photo1 (1)

Sam is my challenging child when it comes to child-led, project-based homeschooling. He lacks the confidence to choose an activity, and tends to fall back on consuming media. I am A-OK with media consumption as part of a balanced life, but Sam will choose it to the exclusion of all else.

He doesn’t believe that he is creative. He thinks he doesn’t know how to imagine.

He told me this morning that he thinks he is “losting his mind” from not watching TV. In other words, he doesn’t know what else to do with himself.

My heart broke.

I sat down with him and asked if we could make a list of things he enjoys doing, other than watching TV. I made a few suggestions and he was enthusiastic about them and suggested others. We ended up with a short list of activities, some of them active and some passive, all of them engaging and fun for him as well as “educational” (because they are engaging and fun, see).

I immediately noticed a pattern. See if you see it, too. Here are three of the activities from our list:

I hesitated to point out that Sam is working his way up to writing his own comics. All of my research makes it very clear that children pursue their own interests on their own terms, and that pushing an idea on him could backfire. But I know Sam, and it would never in a million years occur to him that creating his own comic is an option. So I suggested it, as casually as I could.

Sam was super-skeptical, but asked if he could work on his drawing skills.

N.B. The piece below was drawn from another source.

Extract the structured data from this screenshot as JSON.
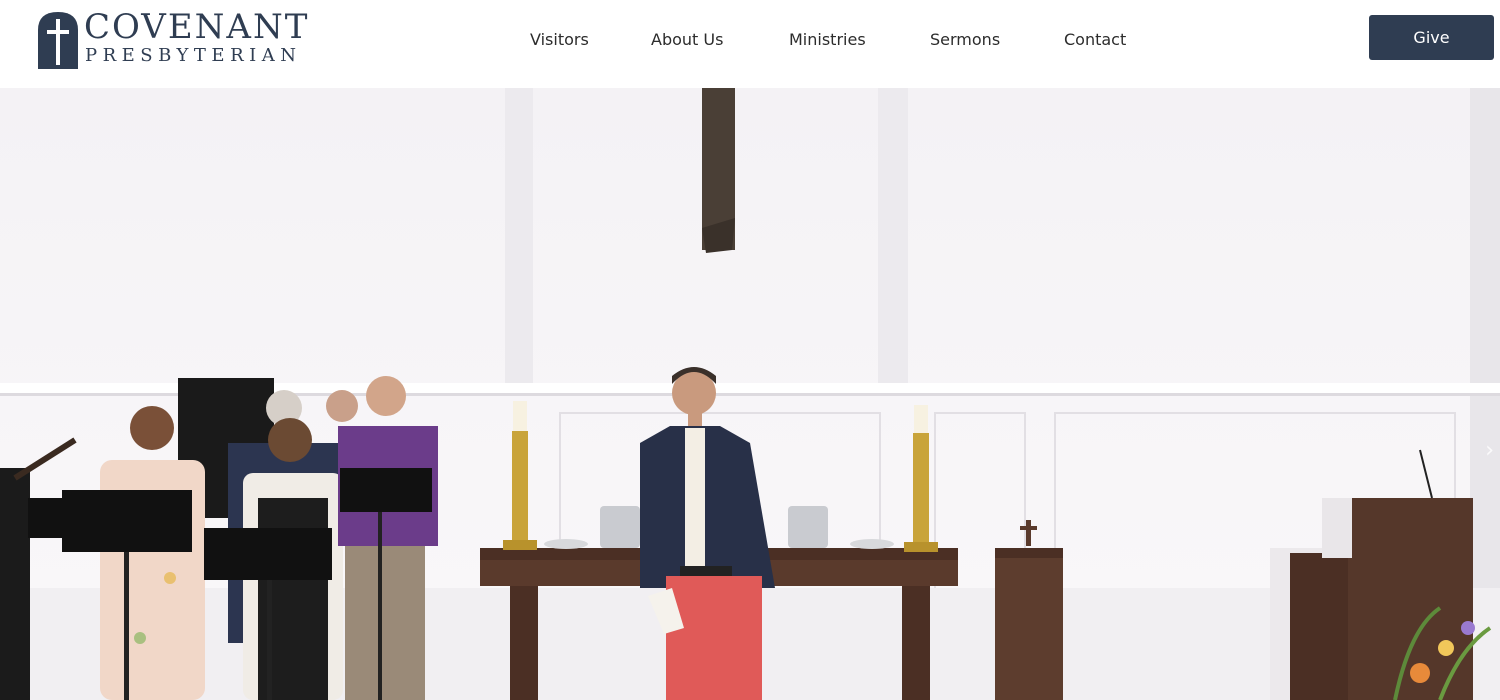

Grace asked if she could join in, and they spend a terrific half hour working on animals from Draw Write Now.

photo1

photo3

photo2

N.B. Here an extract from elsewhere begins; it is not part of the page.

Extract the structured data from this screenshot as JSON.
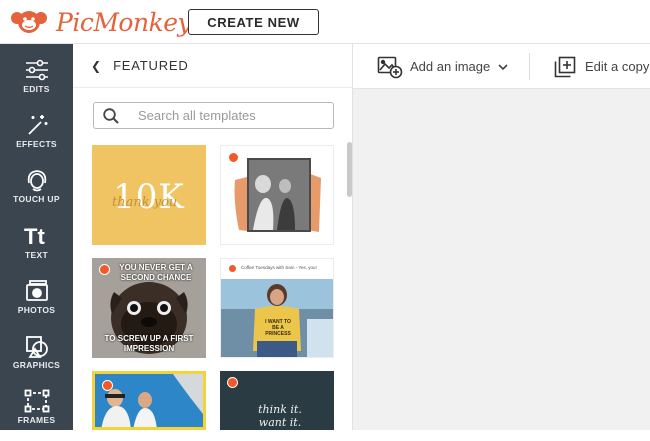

photo5

Advertisements

2 thoughts on “Small Wins

  1. I think there are some kits you can get that are “make your own comic” and stuff, too. Jack started drawing some comic pages after he got into the graphic novels.

  2. This is so great. I swear one of the hardest challenges I’ve encountered as a parent is knowing my kid can do something before she realized it. That restraint one has to use to not push…it requires great patience. And balancing enthusiasm without pushing; that’s hard, too. But then when it suddenly clicks and the kid sees it? So great.

    He is obviously getting the puzzle pieces gathered. Only a matter of time before he gets the big picture put together.

    I call this a big win. šŸ™‚

Comments are closed.